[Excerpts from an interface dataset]
-*-*-

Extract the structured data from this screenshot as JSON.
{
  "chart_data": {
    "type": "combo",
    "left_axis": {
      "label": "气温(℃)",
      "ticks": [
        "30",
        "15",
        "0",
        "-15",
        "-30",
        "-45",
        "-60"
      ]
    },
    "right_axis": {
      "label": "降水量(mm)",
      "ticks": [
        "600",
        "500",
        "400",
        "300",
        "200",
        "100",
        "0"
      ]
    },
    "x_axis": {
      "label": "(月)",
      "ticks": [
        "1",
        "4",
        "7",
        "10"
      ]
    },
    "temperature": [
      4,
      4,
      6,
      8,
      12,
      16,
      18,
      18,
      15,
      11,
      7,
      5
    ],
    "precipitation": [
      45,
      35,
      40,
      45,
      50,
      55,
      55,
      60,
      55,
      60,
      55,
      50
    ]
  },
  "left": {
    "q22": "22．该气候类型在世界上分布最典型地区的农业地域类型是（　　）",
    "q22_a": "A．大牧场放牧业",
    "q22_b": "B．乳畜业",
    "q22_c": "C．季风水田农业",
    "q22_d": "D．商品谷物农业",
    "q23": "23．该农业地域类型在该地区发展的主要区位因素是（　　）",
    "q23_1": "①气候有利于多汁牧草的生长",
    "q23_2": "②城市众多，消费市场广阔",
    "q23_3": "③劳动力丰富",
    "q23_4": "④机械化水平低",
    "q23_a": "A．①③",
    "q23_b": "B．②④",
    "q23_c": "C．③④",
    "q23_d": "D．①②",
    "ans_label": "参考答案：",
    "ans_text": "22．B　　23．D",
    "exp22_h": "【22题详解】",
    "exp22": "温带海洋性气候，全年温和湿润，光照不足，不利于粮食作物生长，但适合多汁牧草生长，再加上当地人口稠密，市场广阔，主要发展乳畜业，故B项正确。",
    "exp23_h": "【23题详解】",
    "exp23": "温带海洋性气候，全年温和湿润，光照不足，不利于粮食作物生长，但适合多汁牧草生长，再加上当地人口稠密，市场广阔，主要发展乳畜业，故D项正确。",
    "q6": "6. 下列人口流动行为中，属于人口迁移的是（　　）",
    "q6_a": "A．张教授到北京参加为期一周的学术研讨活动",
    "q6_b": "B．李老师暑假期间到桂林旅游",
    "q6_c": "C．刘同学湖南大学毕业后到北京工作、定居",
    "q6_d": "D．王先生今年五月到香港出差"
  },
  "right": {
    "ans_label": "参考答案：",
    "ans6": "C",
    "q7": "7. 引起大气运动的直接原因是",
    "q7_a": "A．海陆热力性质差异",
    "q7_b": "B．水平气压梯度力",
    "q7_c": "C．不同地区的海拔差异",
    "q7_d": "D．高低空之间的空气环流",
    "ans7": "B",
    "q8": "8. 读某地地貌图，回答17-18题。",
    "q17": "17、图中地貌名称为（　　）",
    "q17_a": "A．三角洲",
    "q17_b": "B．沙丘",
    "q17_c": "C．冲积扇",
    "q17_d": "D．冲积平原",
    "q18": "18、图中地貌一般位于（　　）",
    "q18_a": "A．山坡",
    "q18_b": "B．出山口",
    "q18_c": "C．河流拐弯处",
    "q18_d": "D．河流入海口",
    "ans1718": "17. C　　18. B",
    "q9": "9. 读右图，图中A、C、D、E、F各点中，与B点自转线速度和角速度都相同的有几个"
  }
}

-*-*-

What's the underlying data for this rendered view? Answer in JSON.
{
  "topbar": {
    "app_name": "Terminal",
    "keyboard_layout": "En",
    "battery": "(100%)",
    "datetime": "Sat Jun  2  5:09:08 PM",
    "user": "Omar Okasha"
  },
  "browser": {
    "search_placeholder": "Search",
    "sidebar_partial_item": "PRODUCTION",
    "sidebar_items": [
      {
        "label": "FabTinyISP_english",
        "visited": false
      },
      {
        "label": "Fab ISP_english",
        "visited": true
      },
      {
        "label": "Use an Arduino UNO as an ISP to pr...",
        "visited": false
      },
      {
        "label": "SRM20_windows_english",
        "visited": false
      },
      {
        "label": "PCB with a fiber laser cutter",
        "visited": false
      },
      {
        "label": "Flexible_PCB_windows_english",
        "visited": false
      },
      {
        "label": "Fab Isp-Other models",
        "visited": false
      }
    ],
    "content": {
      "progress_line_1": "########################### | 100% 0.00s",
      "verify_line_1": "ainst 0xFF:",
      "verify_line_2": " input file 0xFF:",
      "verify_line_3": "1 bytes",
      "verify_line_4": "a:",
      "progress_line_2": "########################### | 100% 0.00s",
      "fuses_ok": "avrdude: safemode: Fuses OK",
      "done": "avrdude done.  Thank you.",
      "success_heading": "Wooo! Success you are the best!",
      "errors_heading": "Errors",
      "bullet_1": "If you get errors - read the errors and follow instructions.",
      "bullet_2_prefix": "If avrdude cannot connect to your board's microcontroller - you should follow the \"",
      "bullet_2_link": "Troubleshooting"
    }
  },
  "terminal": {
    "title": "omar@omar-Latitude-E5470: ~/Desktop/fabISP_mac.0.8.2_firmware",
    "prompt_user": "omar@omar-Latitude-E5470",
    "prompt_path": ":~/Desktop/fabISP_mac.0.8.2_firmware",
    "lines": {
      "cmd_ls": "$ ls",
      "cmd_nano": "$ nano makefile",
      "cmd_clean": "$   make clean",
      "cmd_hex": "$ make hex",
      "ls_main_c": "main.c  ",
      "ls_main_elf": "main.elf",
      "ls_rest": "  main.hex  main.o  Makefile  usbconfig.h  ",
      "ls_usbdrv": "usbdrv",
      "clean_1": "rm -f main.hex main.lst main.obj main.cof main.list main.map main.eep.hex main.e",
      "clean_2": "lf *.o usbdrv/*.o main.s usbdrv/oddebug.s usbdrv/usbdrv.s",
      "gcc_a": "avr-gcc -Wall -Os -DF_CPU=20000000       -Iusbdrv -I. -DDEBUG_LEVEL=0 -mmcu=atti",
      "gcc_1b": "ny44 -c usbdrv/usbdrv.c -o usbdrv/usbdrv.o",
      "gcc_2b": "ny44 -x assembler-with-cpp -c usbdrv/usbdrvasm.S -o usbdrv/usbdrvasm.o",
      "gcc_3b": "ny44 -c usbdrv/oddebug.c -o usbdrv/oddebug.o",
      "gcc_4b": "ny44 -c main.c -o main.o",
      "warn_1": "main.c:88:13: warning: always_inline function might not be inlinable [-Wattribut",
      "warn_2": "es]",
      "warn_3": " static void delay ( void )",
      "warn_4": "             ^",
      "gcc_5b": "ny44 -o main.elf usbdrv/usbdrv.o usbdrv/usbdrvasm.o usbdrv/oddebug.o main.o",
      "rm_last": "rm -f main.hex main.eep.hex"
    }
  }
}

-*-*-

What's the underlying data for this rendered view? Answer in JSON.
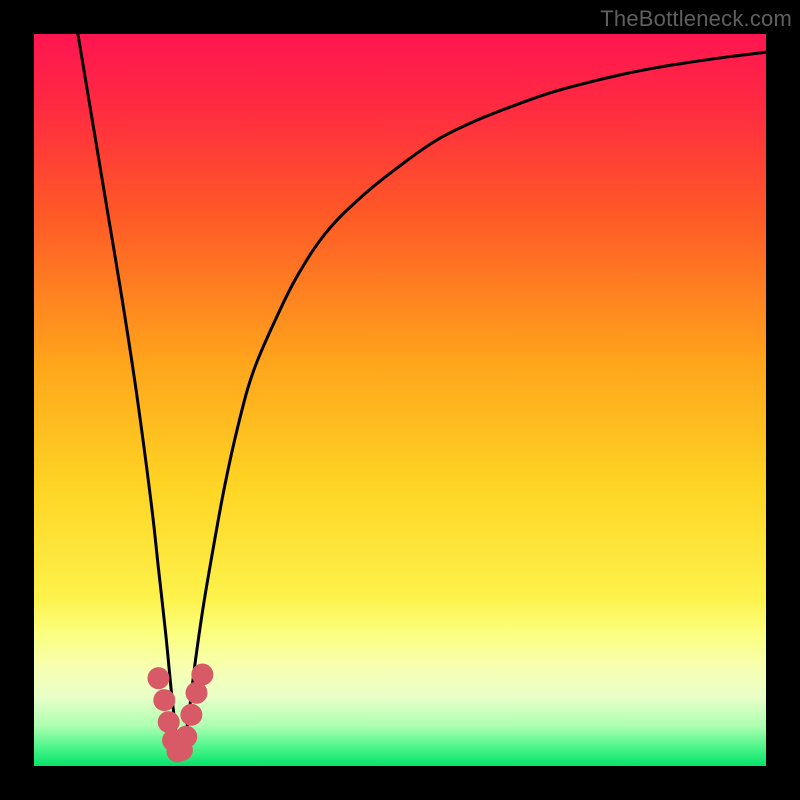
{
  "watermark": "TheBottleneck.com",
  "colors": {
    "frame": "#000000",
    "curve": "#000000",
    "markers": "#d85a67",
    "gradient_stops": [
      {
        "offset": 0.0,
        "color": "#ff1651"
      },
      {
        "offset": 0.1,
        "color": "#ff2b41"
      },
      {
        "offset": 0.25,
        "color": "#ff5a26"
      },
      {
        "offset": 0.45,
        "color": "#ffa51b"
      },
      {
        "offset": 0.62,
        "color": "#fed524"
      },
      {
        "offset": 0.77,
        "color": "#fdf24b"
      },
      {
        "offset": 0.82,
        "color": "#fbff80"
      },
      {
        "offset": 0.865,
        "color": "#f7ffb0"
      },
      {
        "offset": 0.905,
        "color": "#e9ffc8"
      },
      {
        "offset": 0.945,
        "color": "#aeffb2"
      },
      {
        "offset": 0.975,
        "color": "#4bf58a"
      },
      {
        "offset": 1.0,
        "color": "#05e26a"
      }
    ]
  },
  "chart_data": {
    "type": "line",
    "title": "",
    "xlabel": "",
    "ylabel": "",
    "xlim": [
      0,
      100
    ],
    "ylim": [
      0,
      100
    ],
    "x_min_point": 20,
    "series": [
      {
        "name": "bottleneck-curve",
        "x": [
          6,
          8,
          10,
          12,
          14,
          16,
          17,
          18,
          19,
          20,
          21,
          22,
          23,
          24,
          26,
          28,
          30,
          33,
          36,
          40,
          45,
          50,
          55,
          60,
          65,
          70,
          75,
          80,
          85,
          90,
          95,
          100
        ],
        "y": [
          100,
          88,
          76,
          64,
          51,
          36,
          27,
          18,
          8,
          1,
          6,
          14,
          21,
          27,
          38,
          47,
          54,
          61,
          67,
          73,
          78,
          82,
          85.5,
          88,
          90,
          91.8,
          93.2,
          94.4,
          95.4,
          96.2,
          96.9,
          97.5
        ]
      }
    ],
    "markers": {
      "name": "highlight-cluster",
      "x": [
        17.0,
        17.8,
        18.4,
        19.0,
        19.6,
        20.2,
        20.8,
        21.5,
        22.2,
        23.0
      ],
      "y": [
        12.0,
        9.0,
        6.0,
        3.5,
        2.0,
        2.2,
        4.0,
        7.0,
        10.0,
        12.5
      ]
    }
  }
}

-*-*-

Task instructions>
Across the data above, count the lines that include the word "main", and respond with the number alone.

Task answer>
9